Recorded data:
>>>

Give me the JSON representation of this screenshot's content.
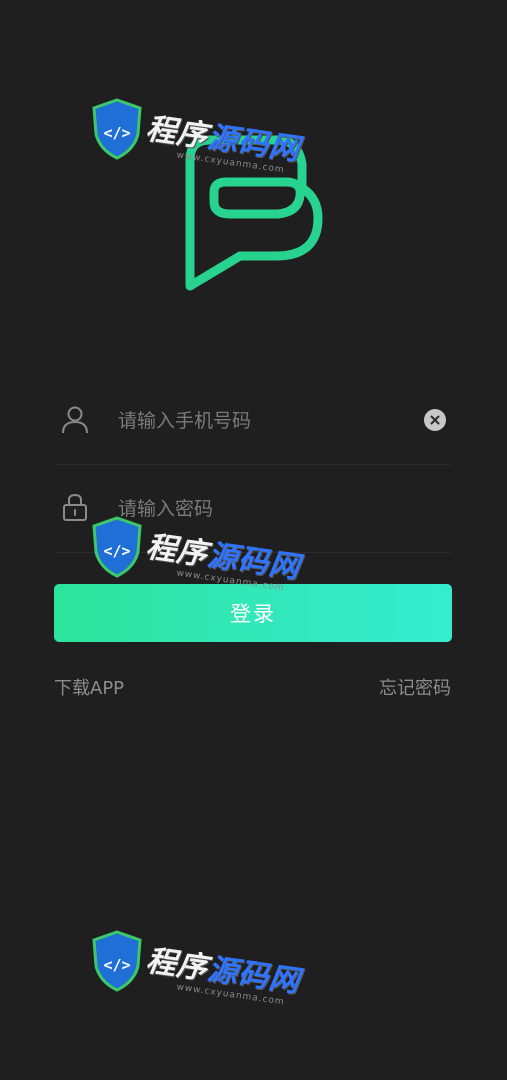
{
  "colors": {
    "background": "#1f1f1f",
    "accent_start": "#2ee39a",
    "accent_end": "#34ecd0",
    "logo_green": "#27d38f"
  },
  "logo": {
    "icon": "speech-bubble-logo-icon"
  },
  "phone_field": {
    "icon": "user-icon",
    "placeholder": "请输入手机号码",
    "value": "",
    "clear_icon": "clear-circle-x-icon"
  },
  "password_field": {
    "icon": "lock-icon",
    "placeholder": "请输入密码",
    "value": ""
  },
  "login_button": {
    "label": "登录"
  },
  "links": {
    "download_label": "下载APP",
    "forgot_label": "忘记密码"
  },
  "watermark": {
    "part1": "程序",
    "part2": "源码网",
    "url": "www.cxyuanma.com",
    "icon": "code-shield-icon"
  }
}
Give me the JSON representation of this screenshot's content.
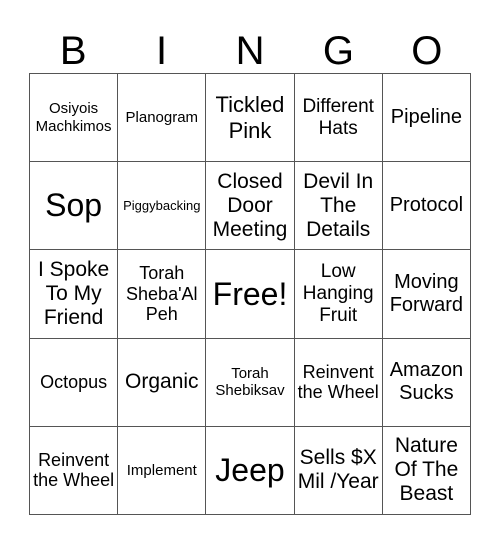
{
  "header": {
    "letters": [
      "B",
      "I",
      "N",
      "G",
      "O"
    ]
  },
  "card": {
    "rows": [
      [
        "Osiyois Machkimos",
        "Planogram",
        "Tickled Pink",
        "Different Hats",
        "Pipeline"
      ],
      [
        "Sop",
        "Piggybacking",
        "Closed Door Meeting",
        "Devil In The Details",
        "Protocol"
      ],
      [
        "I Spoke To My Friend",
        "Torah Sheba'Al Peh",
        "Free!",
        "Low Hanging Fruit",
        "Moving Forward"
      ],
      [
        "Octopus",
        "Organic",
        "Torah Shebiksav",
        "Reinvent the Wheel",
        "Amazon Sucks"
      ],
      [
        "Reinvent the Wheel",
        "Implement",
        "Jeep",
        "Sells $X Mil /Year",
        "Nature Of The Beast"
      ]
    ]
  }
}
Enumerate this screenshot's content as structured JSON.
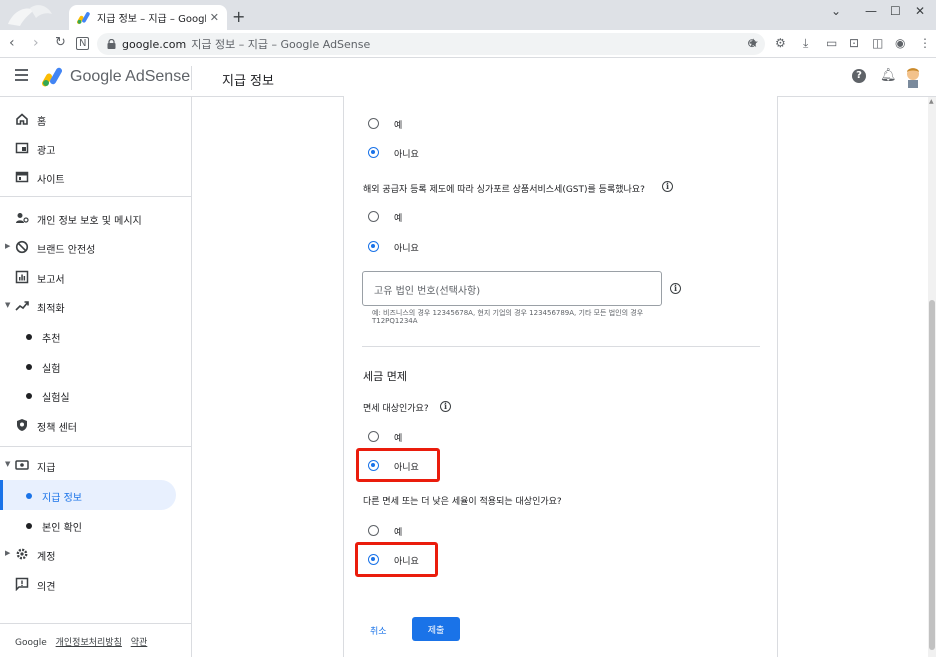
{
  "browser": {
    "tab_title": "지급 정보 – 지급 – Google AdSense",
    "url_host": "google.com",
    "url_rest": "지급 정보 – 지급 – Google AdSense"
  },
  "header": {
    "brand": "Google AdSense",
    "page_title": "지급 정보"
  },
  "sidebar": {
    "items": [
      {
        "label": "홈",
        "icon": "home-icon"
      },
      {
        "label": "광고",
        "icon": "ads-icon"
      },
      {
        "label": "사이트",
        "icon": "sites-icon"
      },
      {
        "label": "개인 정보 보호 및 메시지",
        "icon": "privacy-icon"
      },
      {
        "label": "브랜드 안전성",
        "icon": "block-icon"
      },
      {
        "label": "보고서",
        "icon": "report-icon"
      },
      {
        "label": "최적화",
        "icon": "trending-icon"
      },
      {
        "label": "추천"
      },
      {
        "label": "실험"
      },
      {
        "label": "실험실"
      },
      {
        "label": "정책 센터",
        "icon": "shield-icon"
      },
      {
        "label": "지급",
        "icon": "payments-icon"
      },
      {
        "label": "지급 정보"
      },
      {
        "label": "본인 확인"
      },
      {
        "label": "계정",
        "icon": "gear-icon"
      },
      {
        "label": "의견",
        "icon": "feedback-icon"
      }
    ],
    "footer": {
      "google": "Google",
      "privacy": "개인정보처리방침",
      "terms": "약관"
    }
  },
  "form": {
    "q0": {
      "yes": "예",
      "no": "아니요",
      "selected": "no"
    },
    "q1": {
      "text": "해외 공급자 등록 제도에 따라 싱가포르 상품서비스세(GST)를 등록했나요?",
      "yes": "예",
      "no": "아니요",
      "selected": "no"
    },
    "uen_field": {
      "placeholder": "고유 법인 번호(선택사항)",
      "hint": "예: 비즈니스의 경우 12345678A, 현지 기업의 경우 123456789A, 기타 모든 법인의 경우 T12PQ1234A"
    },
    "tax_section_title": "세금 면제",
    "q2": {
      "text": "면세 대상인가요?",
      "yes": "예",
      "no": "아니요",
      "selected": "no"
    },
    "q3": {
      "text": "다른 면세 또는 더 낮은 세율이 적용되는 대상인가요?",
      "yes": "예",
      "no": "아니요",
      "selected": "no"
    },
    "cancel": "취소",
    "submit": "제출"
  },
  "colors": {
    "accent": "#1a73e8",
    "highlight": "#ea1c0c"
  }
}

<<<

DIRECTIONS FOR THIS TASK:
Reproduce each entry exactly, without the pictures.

ANSWER SECTION:
Give me the JSON representation of this screenshot's content.
{
  "colors": {
    "background": "#1f1f1f",
    "accent_start": "#2ee39a",
    "accent_end": "#34ecd0",
    "logo_green": "#27d38f"
  },
  "logo": {
    "icon": "speech-bubble-logo-icon"
  },
  "phone_field": {
    "icon": "user-icon",
    "placeholder": "请输入手机号码",
    "value": "",
    "clear_icon": "clear-circle-x-icon"
  },
  "password_field": {
    "icon": "lock-icon",
    "placeholder": "请输入密码",
    "value": ""
  },
  "login_button": {
    "label": "登录"
  },
  "links": {
    "download_label": "下载APP",
    "forgot_label": "忘记密码"
  },
  "watermark": {
    "part1": "程序",
    "part2": "源码网",
    "url": "www.cxyuanma.com",
    "icon": "code-shield-icon"
  }
}
Give me the JSON representation of this screenshot's content.
{
  "header": {
    "letters": [
      "B",
      "I",
      "N",
      "G",
      "O"
    ]
  },
  "card": {
    "rows": [
      [
        "Osiyois Machkimos",
        "Planogram",
        "Tickled Pink",
        "Different Hats",
        "Pipeline"
      ],
      [
        "Sop",
        "Piggybacking",
        "Closed Door Meeting",
        "Devil In The Details",
        "Protocol"
      ],
      [
        "I Spoke To My Friend",
        "Torah Sheba'Al Peh",
        "Free!",
        "Low Hanging Fruit",
        "Moving Forward"
      ],
      [
        "Octopus",
        "Organic",
        "Torah Shebiksav",
        "Reinvent the Wheel",
        "Amazon Sucks"
      ],
      [
        "Reinvent the Wheel",
        "Implement",
        "Jeep",
        "Sells $X Mil /Year",
        "Nature Of The Beast"
      ]
    ]
  }
}
Enumerate this screenshot's content as structured JSON.
{
  "browser": {
    "tab_title": "지급 정보 – 지급 – Google AdSense",
    "url_host": "google.com",
    "url_rest": "지급 정보 – 지급 – Google AdSense"
  },
  "header": {
    "brand": "Google AdSense",
    "page_title": "지급 정보"
  },
  "sidebar": {
    "items": [
      {
        "label": "홈",
        "icon": "home-icon"
      },
      {
        "label": "광고",
        "icon": "ads-icon"
      },
      {
        "label": "사이트",
        "icon": "sites-icon"
      },
      {
        "label": "개인 정보 보호 및 메시지",
        "icon": "privacy-icon"
      },
      {
        "label": "브랜드 안전성",
        "icon": "block-icon"
      },
      {
        "label": "보고서",
        "icon": "report-icon"
      },
      {
        "label": "최적화",
        "icon": "trending-icon"
      },
      {
        "label": "추천"
      },
      {
        "label": "실험"
      },
      {
        "label": "실험실"
      },
      {
        "label": "정책 센터",
        "icon": "shield-icon"
      },
      {
        "label": "지급",
        "icon": "payments-icon"
      },
      {
        "label": "지급 정보"
      },
      {
        "label": "본인 확인"
      },
      {
        "label": "계정",
        "icon": "gear-icon"
      },
      {
        "label": "의견",
        "icon": "feedback-icon"
      }
    ],
    "footer": {
      "google": "Google",
      "privacy": "개인정보처리방침",
      "terms": "약관"
    }
  },
  "form": {
    "q0": {
      "yes": "예",
      "no": "아니요",
      "selected": "no"
    },
    "q1": {
      "text": "해외 공급자 등록 제도에 따라 싱가포르 상품서비스세(GST)를 등록했나요?",
      "yes": "예",
      "no": "아니요",
      "selected": "no"
    },
    "uen_field": {
      "placeholder": "고유 법인 번호(선택사항)",
      "hint": "예: 비즈니스의 경우 12345678A, 현지 기업의 경우 123456789A, 기타 모든 법인의 경우 T12PQ1234A"
    },
    "tax_section_title": "세금 면제",
    "q2": {
      "text": "면세 대상인가요?",
      "yes": "예",
      "no": "아니요",
      "selected": "no"
    },
    "q3": {
      "text": "다른 면세 또는 더 낮은 세율이 적용되는 대상인가요?",
      "yes": "예",
      "no": "아니요",
      "selected": "no"
    },
    "cancel": "취소",
    "submit": "제출"
  },
  "colors": {
    "accent": "#1a73e8",
    "highlight": "#ea1c0c"
  }
}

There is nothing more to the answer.